We hear much of the local food movement; readers of this column know I’ve written on it often. There’s even a name for local food enthusiasts: locavores. Just as a carnivore eats meat and a herbivore eats plants, a locavore eats foods grown or prepared locally. Ideas like the “hundred mile diet” or “eating the seasons” are growing in popularity from humble kitchen tables to fancy restaurants.
But what about beverages? I’ve written on the folly of bottled water when we already have top-quality drinking water free* at our taps. (The other day I was shocked to see water from Icelandic glaciers on the shelves of a local dairy.)
Yet we don’t just drink water. Simcoe isn’t a juice region, but we do have some wonderful local breweries, wineries, and even distilleries for those who like a tipple.
My own philosophy, when at home or travelling, is to approach the local beers or wines just as I would the local cuisine: part of a region’s character, something to partake of when there. Living in

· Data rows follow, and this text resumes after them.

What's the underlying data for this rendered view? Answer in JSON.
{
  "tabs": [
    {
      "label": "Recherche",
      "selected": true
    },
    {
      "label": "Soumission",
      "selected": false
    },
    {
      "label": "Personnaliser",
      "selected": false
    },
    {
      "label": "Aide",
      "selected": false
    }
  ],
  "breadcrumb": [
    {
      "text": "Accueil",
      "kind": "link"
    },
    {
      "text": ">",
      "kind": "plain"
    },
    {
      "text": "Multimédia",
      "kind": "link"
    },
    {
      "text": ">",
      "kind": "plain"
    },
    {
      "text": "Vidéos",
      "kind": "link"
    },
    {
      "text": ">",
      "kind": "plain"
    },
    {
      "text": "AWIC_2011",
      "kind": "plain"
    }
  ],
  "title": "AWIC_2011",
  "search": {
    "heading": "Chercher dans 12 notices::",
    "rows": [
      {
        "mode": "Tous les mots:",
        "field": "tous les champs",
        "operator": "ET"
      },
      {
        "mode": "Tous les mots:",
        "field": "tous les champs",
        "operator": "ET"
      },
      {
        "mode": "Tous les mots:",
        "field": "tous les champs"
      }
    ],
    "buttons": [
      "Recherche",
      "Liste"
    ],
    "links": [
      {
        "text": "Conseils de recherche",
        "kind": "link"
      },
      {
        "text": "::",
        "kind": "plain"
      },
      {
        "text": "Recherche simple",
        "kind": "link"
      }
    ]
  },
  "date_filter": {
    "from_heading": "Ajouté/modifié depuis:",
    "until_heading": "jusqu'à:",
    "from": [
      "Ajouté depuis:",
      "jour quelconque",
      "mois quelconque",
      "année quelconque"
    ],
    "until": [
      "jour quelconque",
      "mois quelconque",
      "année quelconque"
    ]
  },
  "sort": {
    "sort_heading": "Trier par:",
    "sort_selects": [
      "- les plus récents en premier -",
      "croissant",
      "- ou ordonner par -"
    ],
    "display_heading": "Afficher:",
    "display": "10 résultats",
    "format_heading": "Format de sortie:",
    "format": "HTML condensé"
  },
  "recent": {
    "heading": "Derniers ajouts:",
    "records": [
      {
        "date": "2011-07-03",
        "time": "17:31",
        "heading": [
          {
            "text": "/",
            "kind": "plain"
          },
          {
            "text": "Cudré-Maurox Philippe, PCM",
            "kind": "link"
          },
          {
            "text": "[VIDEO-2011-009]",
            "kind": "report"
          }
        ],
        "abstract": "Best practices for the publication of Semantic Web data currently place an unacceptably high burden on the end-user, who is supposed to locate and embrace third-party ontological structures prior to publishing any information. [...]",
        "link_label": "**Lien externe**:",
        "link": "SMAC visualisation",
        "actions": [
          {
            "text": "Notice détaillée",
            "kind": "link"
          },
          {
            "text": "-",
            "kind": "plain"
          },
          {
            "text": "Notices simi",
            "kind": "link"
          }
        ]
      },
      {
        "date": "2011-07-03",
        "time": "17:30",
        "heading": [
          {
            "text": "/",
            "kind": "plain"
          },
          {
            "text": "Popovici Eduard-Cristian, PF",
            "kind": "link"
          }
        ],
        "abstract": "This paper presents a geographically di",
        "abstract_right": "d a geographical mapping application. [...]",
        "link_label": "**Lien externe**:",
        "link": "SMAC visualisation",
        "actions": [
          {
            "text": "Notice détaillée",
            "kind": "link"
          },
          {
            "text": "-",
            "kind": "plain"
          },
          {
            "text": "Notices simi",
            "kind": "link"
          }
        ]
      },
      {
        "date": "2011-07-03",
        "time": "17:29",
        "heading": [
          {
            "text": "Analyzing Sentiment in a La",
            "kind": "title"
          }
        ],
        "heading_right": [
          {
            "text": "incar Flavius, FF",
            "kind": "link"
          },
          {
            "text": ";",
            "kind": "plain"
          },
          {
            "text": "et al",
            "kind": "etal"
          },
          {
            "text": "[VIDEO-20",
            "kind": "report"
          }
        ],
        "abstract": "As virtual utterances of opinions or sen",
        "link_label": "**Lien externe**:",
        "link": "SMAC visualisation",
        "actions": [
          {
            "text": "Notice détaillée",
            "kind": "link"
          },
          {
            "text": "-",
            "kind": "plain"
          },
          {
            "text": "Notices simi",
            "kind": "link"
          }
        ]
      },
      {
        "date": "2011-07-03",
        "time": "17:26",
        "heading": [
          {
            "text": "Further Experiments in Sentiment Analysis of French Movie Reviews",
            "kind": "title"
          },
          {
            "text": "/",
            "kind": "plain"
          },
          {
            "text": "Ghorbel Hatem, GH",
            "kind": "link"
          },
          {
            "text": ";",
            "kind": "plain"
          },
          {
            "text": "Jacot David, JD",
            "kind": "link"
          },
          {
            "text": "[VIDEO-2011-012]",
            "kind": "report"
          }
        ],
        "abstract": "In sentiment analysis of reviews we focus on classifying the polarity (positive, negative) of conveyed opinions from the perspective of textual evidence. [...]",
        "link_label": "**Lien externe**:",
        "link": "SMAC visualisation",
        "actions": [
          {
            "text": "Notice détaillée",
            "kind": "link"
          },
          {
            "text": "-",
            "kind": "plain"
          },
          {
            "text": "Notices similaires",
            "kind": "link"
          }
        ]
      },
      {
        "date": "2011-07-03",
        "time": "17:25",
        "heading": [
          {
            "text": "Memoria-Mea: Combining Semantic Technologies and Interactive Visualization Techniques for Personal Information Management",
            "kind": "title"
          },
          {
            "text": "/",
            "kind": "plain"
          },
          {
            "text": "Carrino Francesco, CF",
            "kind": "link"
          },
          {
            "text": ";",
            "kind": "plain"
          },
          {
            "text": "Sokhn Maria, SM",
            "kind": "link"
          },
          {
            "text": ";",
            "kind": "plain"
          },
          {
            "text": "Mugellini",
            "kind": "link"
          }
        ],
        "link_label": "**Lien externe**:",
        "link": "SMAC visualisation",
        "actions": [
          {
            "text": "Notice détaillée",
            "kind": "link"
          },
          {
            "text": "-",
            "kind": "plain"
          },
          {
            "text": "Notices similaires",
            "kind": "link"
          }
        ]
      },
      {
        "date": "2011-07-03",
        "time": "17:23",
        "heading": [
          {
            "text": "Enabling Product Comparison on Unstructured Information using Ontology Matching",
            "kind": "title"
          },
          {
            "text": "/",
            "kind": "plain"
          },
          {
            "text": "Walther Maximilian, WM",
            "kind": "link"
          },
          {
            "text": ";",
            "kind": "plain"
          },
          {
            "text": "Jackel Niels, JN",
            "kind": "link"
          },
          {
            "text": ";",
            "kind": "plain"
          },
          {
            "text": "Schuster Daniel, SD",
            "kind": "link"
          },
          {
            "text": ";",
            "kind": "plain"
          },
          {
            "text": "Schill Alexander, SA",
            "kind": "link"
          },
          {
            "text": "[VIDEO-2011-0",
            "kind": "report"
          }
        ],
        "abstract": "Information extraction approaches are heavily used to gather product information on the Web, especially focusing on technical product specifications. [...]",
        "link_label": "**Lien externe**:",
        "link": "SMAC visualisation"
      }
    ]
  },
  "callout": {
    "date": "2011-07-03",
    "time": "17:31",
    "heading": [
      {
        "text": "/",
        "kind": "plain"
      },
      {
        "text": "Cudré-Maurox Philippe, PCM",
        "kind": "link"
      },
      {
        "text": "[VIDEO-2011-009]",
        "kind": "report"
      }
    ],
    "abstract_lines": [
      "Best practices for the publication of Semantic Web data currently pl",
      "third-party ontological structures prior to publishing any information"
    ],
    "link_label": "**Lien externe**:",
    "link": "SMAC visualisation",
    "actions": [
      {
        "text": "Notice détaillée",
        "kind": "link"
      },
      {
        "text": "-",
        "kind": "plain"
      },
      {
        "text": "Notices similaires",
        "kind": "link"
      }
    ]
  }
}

, I drank Korean beers and rice liquor,
especially house vintages, rather than the expensive western imports popular
among status-seekers. Visiting relatives in Korea a decade ago, I enjoyed visiting the
Heurigen which serve house white wines fresh from that year’s cask. Vienna

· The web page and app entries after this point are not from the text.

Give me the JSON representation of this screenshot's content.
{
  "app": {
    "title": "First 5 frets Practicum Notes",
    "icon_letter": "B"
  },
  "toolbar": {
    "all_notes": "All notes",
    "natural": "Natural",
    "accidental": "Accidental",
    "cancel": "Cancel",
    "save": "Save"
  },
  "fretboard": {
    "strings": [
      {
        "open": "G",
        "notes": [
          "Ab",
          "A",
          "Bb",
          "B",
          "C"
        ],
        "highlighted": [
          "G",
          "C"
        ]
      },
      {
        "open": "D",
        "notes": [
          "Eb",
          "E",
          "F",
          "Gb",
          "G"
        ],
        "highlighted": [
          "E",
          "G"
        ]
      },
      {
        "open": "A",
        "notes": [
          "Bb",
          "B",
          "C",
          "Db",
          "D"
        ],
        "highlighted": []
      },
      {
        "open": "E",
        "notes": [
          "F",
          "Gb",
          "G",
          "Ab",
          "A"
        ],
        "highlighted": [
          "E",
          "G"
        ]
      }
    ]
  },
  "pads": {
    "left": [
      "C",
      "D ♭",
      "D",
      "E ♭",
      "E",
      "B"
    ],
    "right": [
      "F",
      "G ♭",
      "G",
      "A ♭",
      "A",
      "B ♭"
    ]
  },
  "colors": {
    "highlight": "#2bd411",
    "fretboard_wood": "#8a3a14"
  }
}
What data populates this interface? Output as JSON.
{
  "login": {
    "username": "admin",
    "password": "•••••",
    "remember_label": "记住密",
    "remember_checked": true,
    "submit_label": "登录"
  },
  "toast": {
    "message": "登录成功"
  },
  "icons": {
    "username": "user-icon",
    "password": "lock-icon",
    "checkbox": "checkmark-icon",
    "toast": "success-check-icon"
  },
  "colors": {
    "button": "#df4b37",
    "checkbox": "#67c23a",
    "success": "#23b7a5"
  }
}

Bike tours of the
Niagara wine region have been a frequent summer activity for
my wife and I, and our last visit to BC featured a wonderful day touring the
wineries of . Kelowna
Whenever I share drinks in another city, I seek out local flavours on tap. In
, it’s Mill Street Organic or Steam Whistle; in Toronto , it’s something from the Brick Brewery. (This once
backfired on me; after a long day canvassing in Kitchener , I asked the bartender for a pint of something
made nearby and he pulled me a Labatt Blue! Since then I’ve been more
careful how I ask… ) London
Most of the time I’m in
, but that doesn’t mean I must settle for
generic national brands, or beers made from melting BC glaciers, trucked across
a continent to sit in a warehouse for weeks. We are lucky to have, right
downtown, our own local brews courtesy of Flying Monkeys. For variety, I’ll have
something from Creemore or Muskoka. Barrie
Recently I discovered a new winery in the Holland Marsh, which I’ll write about soon. I hear there are also some now in the Collingwood area. Collingwood is also site of the distillation of several Canadian whiskies. From beer to wine to spirits, one can now complement a “locavore” diet with “locaholic” drinks!
In future Locaholic columns, I’ll look at each of these regional beverages in more detail.
*Although your tap water is metered, the amount you use for drinking is so miniscule (compared to what is used for toilets, showers, cooking, dishes, laundry, washing, lawns, pools, etc.) that it barely registers on your bill. For the average person it amounts to less than one fifth of one cent per day, or under a dollar per year.
Published as my Root Issues column in the Barrie Examiner under the title "Locavores, localholics getting more popular"
Erich Jacoby-Hawkins is a director of the Ontario School of Economic Science and Earthsharing Canada.